Structural changes in chromosomes:
Changes in the number of genes
(a) Loss: A deletion that involves the loss of a broken part of a chromosome.
(b) Addition: Duplication involving the addition of a part of a chromosome.
Changes in gene arrangement:
(a) Rotation of a group of 1800 genes within a chromosome:
Inversion in which the broken segment is reattached to the original chromosome in reverse order.
(b) Exchange of parts between chromosomes of different pairs: Translocation in which the broken segment joins a non-homologous chromosome, resulting in new link relationships.
Changes in the number of chromosomes:
- It involves the loss, or gain, of a complete set of chromosomes.
- The term euploidy (Gr., Eu = even or true; ploidy = unity) designates genomes that contain chromosomes that are multiples of some basic number (x).
- Euploids are those organisms that contain a balanced set or sets of chromosomes in any number.
- The number of chromosomes in a basic set is called the monoploid number, x.
- Euploid types whose number of seats is greater than two are called polyploids.
- Therefore, 1x is monoploid, 2x is diploid; and the polyploid types are 3x (triploid), 4x (tetraploid), 5x (pentaploid), 6x (hexaploid), and so on.
- The euploidy mutation refers to the state of having a number of chromosomes that are an exact multiple of a basic chromosome set. This means that the number of sets of chromosomes increases in euploidy.

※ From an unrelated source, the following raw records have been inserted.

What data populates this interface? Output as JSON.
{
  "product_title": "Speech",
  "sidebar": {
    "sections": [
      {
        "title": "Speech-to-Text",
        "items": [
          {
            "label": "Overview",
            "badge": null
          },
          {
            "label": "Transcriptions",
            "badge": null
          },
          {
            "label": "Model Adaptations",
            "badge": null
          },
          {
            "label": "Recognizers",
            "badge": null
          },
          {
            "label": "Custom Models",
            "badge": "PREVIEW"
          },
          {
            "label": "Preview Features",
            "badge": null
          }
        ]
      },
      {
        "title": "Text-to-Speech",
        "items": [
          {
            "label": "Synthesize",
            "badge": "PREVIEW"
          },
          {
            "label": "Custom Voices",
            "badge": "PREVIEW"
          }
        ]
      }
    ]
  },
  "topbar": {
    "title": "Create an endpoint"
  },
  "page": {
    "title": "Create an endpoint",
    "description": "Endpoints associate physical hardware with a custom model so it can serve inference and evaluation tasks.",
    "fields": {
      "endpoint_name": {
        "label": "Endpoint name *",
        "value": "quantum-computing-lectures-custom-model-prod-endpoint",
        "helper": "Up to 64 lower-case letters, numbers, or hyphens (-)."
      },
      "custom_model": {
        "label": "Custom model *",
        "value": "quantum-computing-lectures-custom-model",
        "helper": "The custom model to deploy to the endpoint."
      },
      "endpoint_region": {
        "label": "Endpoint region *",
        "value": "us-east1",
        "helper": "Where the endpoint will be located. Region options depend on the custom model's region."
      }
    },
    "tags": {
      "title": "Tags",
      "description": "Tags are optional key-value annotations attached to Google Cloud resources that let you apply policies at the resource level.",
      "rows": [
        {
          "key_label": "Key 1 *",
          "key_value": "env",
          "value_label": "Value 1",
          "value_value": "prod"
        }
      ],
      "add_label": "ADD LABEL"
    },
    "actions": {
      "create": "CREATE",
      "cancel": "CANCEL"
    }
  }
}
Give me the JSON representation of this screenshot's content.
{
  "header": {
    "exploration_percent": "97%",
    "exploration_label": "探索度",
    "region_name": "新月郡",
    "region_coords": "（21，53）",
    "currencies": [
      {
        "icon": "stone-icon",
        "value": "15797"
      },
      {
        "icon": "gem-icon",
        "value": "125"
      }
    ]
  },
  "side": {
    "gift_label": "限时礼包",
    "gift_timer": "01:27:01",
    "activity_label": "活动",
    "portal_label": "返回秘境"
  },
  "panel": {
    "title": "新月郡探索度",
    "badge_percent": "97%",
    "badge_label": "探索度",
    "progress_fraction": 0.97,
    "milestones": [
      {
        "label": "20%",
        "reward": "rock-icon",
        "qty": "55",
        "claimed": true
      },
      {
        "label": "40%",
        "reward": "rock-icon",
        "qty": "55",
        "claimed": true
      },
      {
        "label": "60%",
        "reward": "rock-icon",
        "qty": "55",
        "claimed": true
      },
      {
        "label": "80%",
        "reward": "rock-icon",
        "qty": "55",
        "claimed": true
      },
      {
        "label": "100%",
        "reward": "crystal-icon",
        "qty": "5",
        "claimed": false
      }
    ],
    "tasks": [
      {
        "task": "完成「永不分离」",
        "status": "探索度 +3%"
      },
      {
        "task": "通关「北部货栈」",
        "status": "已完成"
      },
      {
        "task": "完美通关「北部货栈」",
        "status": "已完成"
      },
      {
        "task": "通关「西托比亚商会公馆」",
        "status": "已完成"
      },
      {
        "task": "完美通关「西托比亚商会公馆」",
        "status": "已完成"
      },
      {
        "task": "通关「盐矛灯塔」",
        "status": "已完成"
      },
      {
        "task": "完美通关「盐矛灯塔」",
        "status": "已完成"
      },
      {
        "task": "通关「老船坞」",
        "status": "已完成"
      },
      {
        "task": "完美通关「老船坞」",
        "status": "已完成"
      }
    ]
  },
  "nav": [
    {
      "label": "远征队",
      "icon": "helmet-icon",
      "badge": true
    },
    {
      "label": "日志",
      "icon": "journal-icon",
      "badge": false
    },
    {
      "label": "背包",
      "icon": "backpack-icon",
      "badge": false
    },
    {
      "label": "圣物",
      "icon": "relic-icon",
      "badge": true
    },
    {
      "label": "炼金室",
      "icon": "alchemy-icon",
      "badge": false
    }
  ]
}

Addition of one or more sets of chromosomes.
They may be further:
(a) Autopolyploidy. Autopolyploidy implies polyploidy, in which the same basic set of chromosomes multiplies.
(b) Alopolyploidy. The results of polyploidy are due to the doubling of the number of chromosomes in an F1 hybrid that is derived from two clearly different species. The resulting species is called an allopolyploid.
- It involves the loss or gain of a part of the set of chromosomes.
- This refers to a condition in which one or a few chromosomes are added or removed from the normal number of chromosomes. Therefore, the number of chromosomes in aneuploidy may be greater or less than the number of chromosomes in the wild type.
- Various types of aneuploidy can be identified as nullisomy, monosomy, and trisomy.
- Nullisomy (2n-2) is the loss of both chromosomes of the homologous pair. These conditions can be lethal in most organisms.
- Monosomy (2n-1) is the loss of a single chromosome of the homologous pair.
- Trisomy is the gain of an extra chromosome (2n + 1). Klinefelter syndrome (44 + XXY / XYY) and Down syndrome are examples of trisomy.
Mutations definition, Gene Mutation, Types & Structural